In 1988, a catastrophic wildfire ripped through the park and the resulting damage to wildlife, flora, and park facilities were so severe, remnants of the wildfire can still be seen today. There were a number of contributing factors to the great fire, none of which can be traced to one single source. Much of the American West and Pacific Northwest were experiencing heavy stages of drought in 1988, and infestations of mountain pine beetle were killing acres of trees. Controlled fires were already burning in the park, but a series of lightning strikes and human causes (one was traced to a discarded cigarette butt – another reason you shouldn’t smoke) resulted in large swaths of land being consumed by raging wildfires. Thousands of firefighters from across the bordering states, the NPS, U.S. Forest Service, federal emergency responders, and military personnel all took part in fighting the fires over a six month period. The fire was so big that it forced the park to close to the public for the first time in its history. When the final damage assessment was take following the fire, nearly 800,000 acres were burned, but miraculously a minuscule percentage of wildlife was killed. Many lessons were taken from these fires and wildfire management and prevention today draws heavily on the experiences of the 1988 Yellowstone fires.

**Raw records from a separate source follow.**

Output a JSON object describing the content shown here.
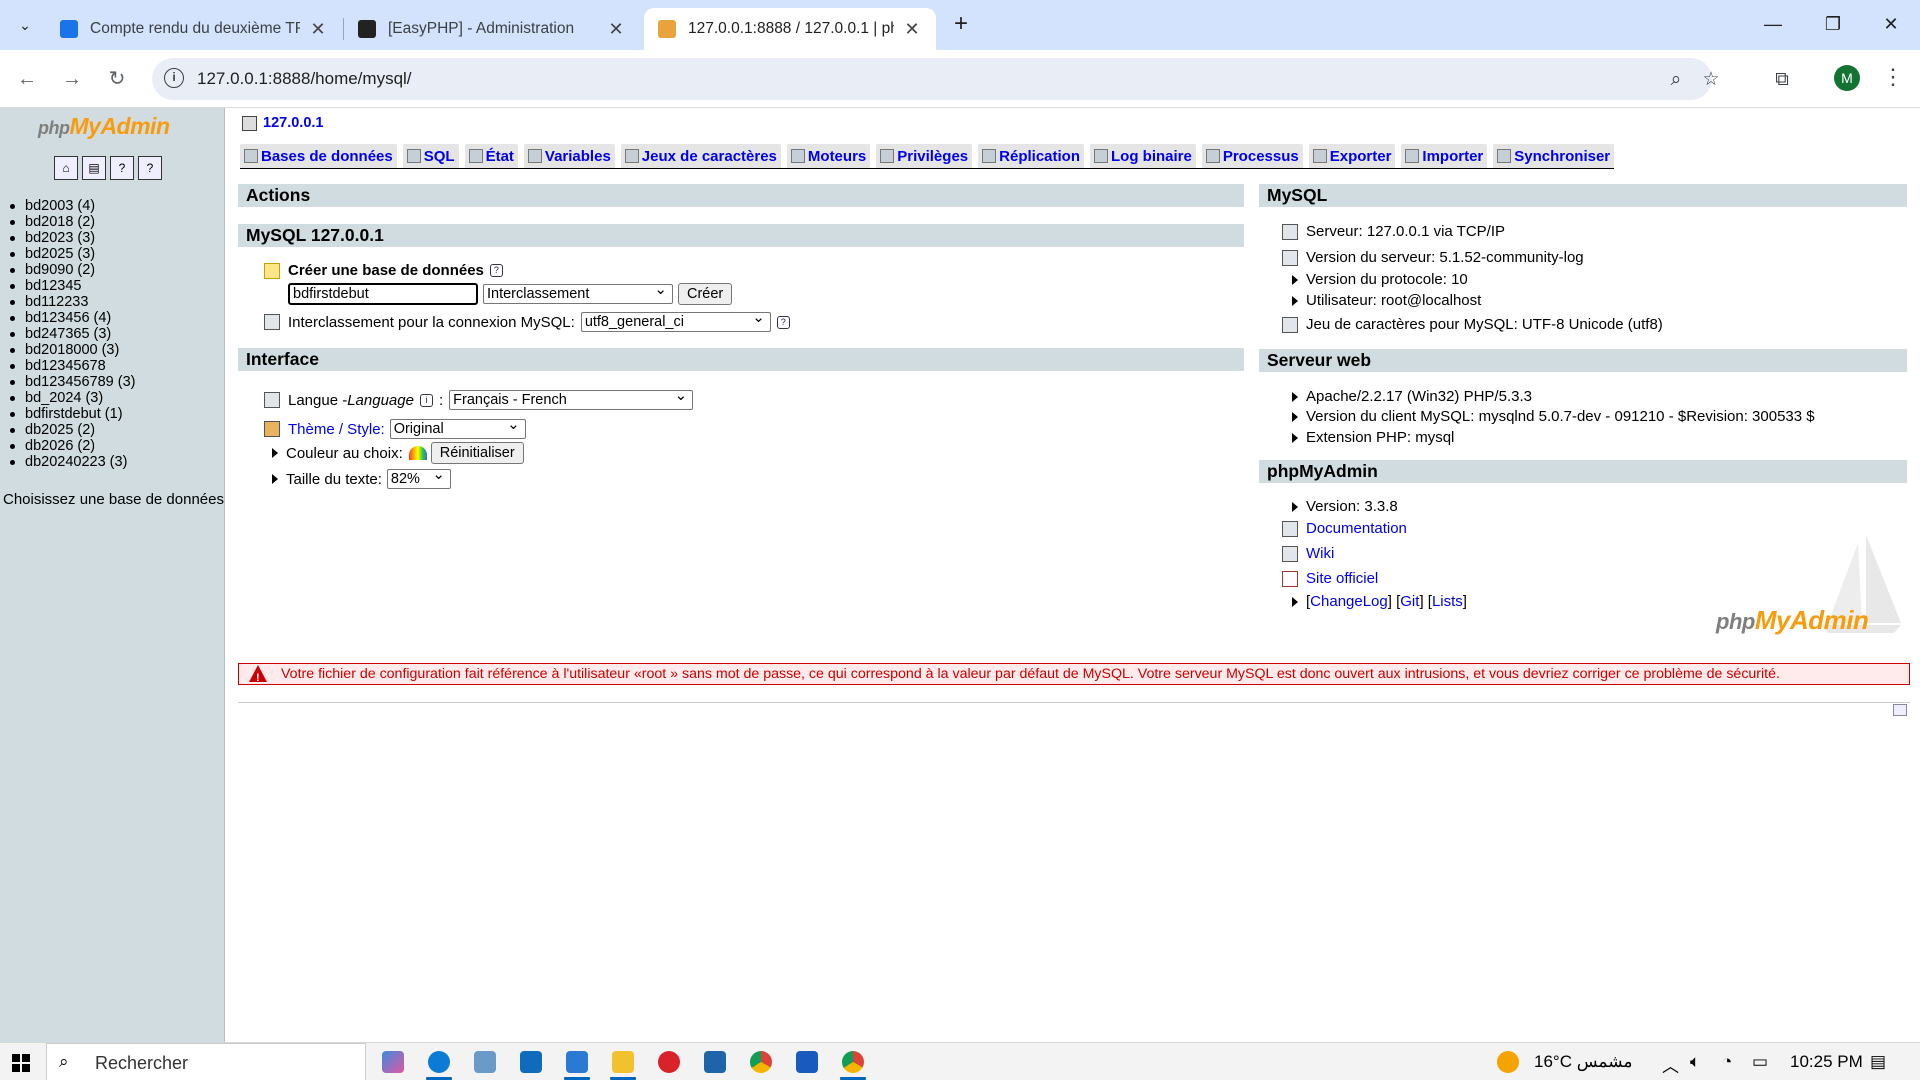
{
  "browser": {
    "tabs": [
      {
        "title": "Compte rendu du deuxième TP",
        "active": false
      },
      {
        "title": "[EasyPHP] - Administration",
        "active": false
      },
      {
        "title": "127.0.0.1:8888 / 127.0.0.1 | phpMyAdmin",
        "active": true
      }
    ],
    "url": "127.0.0.1:8888/home/mysql/",
    "profile_initial": "M",
    "new_tab_label": "+"
  },
  "left": {
    "logo_php": "php",
    "logo_myadmin": "MyAdmin",
    "databases": [
      "bd2003 (4)",
      "bd2018 (2)",
      "bd2023 (3)",
      "bd2025 (3)",
      "bd9090 (2)",
      "bd12345",
      "bd112233",
      "bd123456 (4)",
      "bd247365 (3)",
      "bd2018000 (3)",
      "bd12345678",
      "bd123456789 (3)",
      "bd_2024 (3)",
      "bdfirstdebut (1)",
      "db2025 (2)",
      "db2026 (2)",
      "db20240223 (3)"
    ],
    "choose_db": "Choisissez une base de données"
  },
  "main": {
    "server": "127.0.0.1",
    "menu": [
      "Bases de données",
      "SQL",
      "État",
      "Variables",
      "Jeux de caractères",
      "Moteurs",
      "Privilèges",
      "Réplication",
      "Log binaire",
      "Processus",
      "Exporter",
      "Importer",
      "Synchroniser"
    ],
    "actions": {
      "title": "Actions",
      "mysql_title": "MySQL 127.0.0.1",
      "create_label": "Créer une base de données",
      "new_db_value": "bdfirstdebut",
      "collation_select": "Interclassement",
      "create_button": "Créer",
      "conn_collation_label": "Interclassement pour la connexion MySQL:",
      "conn_collation_value": "utf8_general_ci"
    },
    "interface": {
      "title": "Interface",
      "lang_label": "Langue - ",
      "lang_label_italic": "Language",
      "lang_colon": ":",
      "lang_value": "Français - French",
      "theme_label": "Thème / Style:",
      "theme_value": "Original",
      "color_label": "Couleur au choix:",
      "reset_button": "Réinitialiser",
      "text_size_label": "Taille du texte:",
      "text_size_value": "82%"
    },
    "mysql": {
      "title": "MySQL",
      "server": "Serveur: 127.0.0.1 via TCP/IP",
      "version": "Version du serveur: 5.1.52-community-log",
      "protocol": "Version du protocole: 10",
      "user": "Utilisateur: root@localhost",
      "charset": "Jeu de caractères pour MySQL: UTF-8 Unicode (utf8)"
    },
    "webserver": {
      "title": "Serveur web",
      "apache": "Apache/2.2.17 (Win32) PHP/5.3.3",
      "client": "Version du client MySQL: mysqlnd 5.0.7-dev - 091210 - $Revision: 300533 $",
      "ext": "Extension PHP: mysql"
    },
    "pma": {
      "title": "phpMyAdmin",
      "version": "Version: 3.3.8",
      "doc": "Documentation",
      "wiki": "Wiki",
      "site": "Site officiel",
      "changelog": "ChangeLog",
      "git": "Git",
      "lists": "Lists"
    },
    "warning": "Votre fichier de configuration fait référence à l'utilisateur «root » sans mot de passe, ce qui correspond à la valeur par défaut de MySQL. Votre serveur MySQL est donc ouvert aux intrusions, et vous devriez corriger ce problème de sécurité.",
    "logo_php": "php",
    "logo_myadmin": "MyAdmin"
  },
  "taskbar": {
    "search_placeholder": "Rechercher",
    "weather": "16°C  مشمس",
    "time": "10:25 PM"
  },
  "colors": {
    "tabbar": "#d3e3fd",
    "pma_panel": "#d0dce0",
    "link": "#0000ee",
    "warning": "#cc0000",
    "logo_orange": "#f89c0e"
  }
}
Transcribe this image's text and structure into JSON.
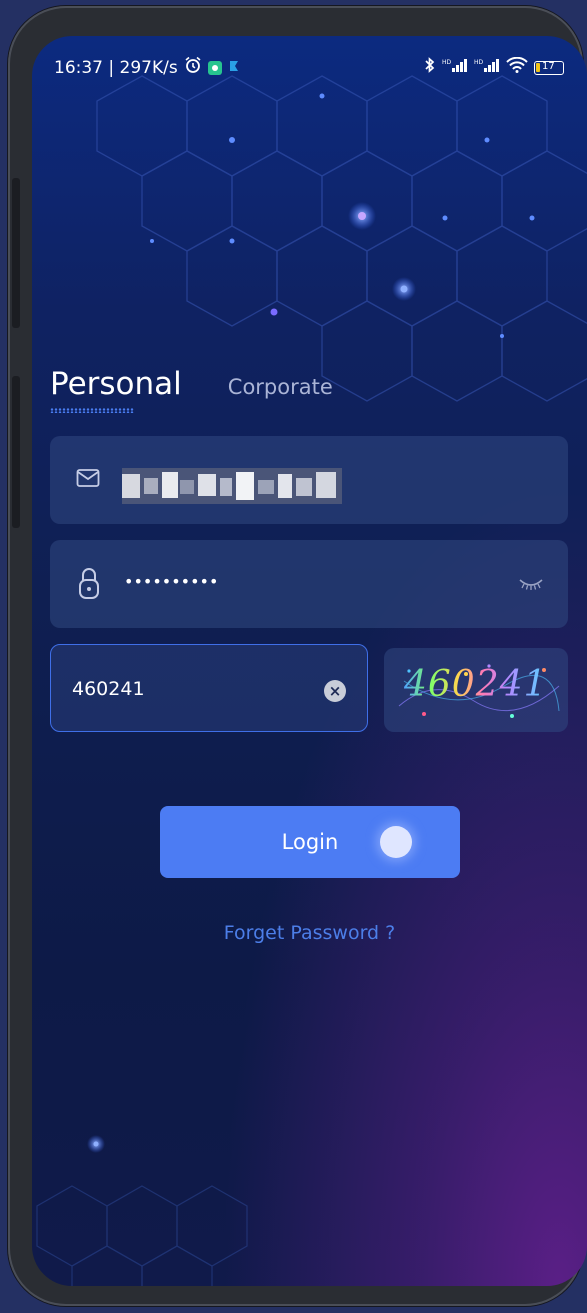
{
  "status_bar": {
    "time_speed": "16:37 | 297K/s",
    "icons": [
      "alarm-icon",
      "app-notification-icon",
      "cast-icon",
      "bluetooth-icon",
      "signal-hd-icon",
      "signal-hd-icon",
      "wifi-icon",
      "battery-icon"
    ],
    "battery": "17"
  },
  "tabs": {
    "personal": "Personal",
    "corporate": "Corporate",
    "active": "personal"
  },
  "form": {
    "email_icon": "mail-icon",
    "password_icon": "lock-icon",
    "password_value": "••••••••••",
    "password_toggle_icon": "eye-closed-icon",
    "code_value": "460241",
    "clear_icon": "clear-icon",
    "captcha_text": "460241"
  },
  "login_label": "Login",
  "forget_password": "Forget Password ?",
  "colors": {
    "accent": "#4c7cf3",
    "link": "#4c7ee8",
    "background": "#0f1f52"
  }
}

Like all national parks, the wonder and amazement of Yellowstone rests with seeing it with one’s own eyes. The history is rich and complex, but nowhere near as complex as the abundant biodiversity and beauty one experiences as they traverse the park. You can’t take it all in at once because of the vastness; perhaps that’s why the basic entry fee is valid for seven days, not just one. Would you be able to see everything Yellowstone has to offer in less than 24 hours? I would argue no. There is still much to see and understand about our planet. Preserving its natural beauty as well as its history is a mission that we as humans can pass onto future generations for the same benefit and enjoyment we have today.